Aim of the exercise
Would you write out each line of the material below exactly, skipping every picture?

Segment Start: Data records

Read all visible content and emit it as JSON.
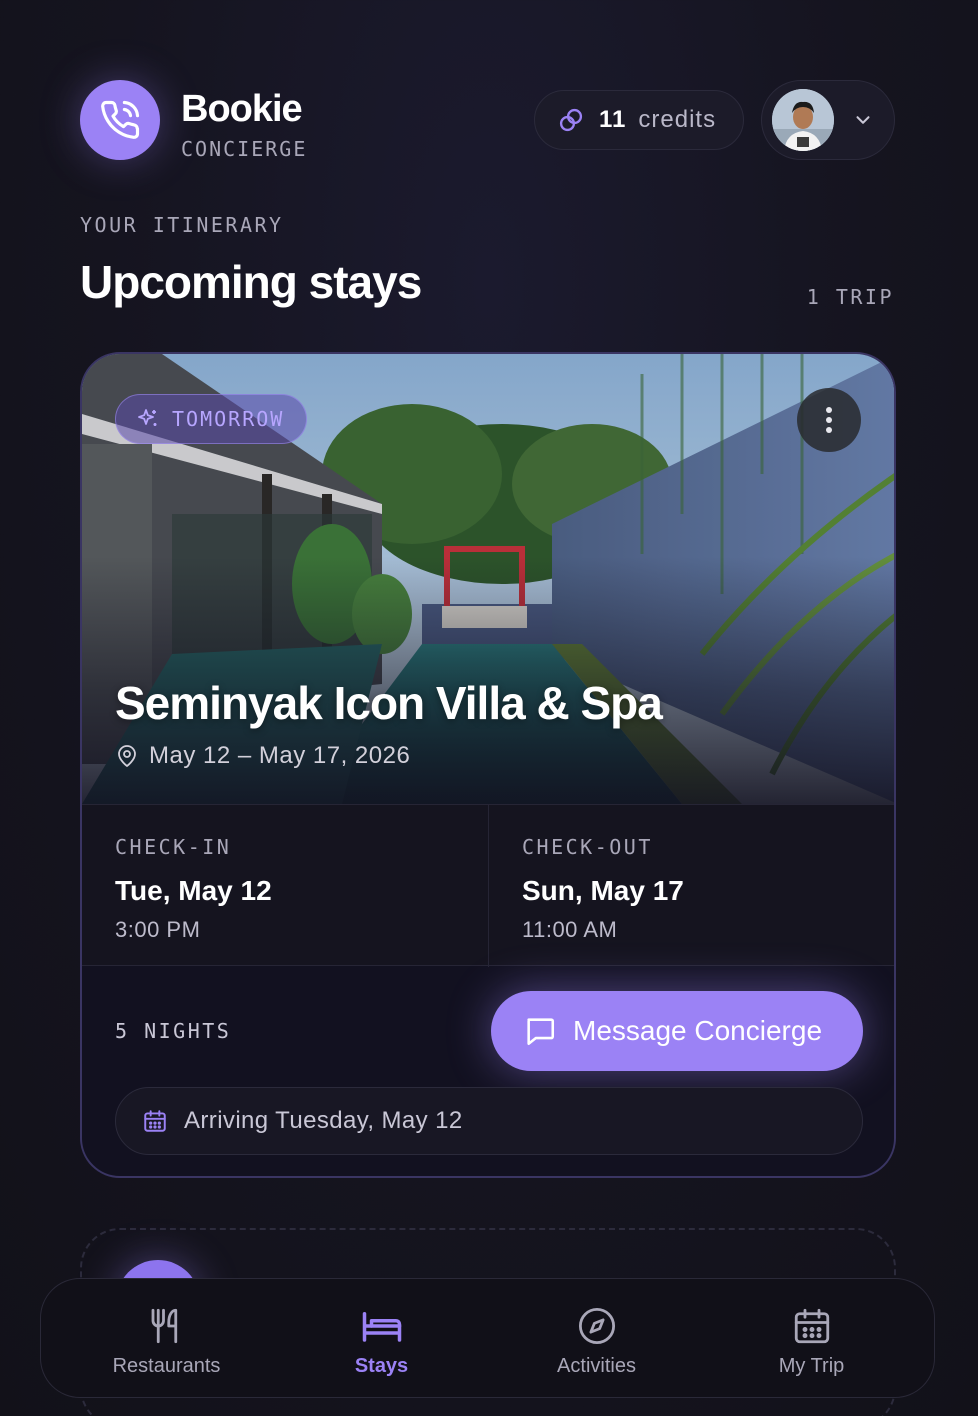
{
  "header": {
    "brand_name": "Bookie",
    "brand_sub": "CONCIERGE",
    "credits_count": "11",
    "credits_label": "credits"
  },
  "section": {
    "eyebrow": "YOUR ITINERARY",
    "title": "Upcoming stays",
    "trip_count": "1 TRIP"
  },
  "stay": {
    "badge": "TOMORROW",
    "name": "Seminyak Icon Villa & Spa",
    "dates": "May 12 – May 17, 2026",
    "checkin_label": "CHECK-IN",
    "checkin_date": "Tue, May 12",
    "checkin_time": "3:00 PM",
    "checkout_label": "CHECK-OUT",
    "checkout_date": "Sun, May 17",
    "checkout_time": "11:00 AM",
    "nights": "5 NIGHTS",
    "message_button": "Message Concierge",
    "arriving": "Arriving Tuesday, May 12"
  },
  "nav": {
    "items": [
      {
        "label": "Restaurants",
        "icon": "fork-knife-icon"
      },
      {
        "label": "Stays",
        "icon": "bed-icon"
      },
      {
        "label": "Activities",
        "icon": "compass-icon"
      },
      {
        "label": "My Trip",
        "icon": "calendar-icon"
      }
    ],
    "active": "Stays"
  },
  "colors": {
    "accent": "#9b82f5",
    "background": "#15141f",
    "card_border": "#3a3563"
  }
}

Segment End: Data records

Exercise output
Read all visible content and emit it as JSON.
{
  "header": {
    "brand_name": "Bookie",
    "brand_sub": "CONCIERGE",
    "credits_count": "11",
    "credits_label": "credits"
  },
  "section": {
    "eyebrow": "YOUR ITINERARY",
    "title": "Upcoming stays",
    "trip_count": "1 TRIP"
  },
  "stay": {
    "badge": "TOMORROW",
    "name": "Seminyak Icon Villa & Spa",
    "dates": "May 12 – May 17, 2026",
    "checkin_label": "CHECK-IN",
    "checkin_date": "Tue, May 12",
    "checkin_time": "3:00 PM",
    "checkout_label": "CHECK-OUT",
    "checkout_date": "Sun, May 17",
    "checkout_time": "11:00 AM",
    "nights": "5 NIGHTS",
    "message_button": "Message Concierge",
    "arriving": "Arriving Tuesday, May 12"
  },
  "nav": {
    "items": [
      {
        "label": "Restaurants",
        "icon": "fork-knife-icon"
      },
      {
        "label": "Stays",
        "icon": "bed-icon"
      },
      {
        "label": "Activities",
        "icon": "compass-icon"
      },
      {
        "label": "My Trip",
        "icon": "calendar-icon"
      }
    ],
    "active": "Stays"
  },
  "colors": {
    "accent": "#9b82f5",
    "background": "#15141f",
    "card_border": "#3a3563"
  }
}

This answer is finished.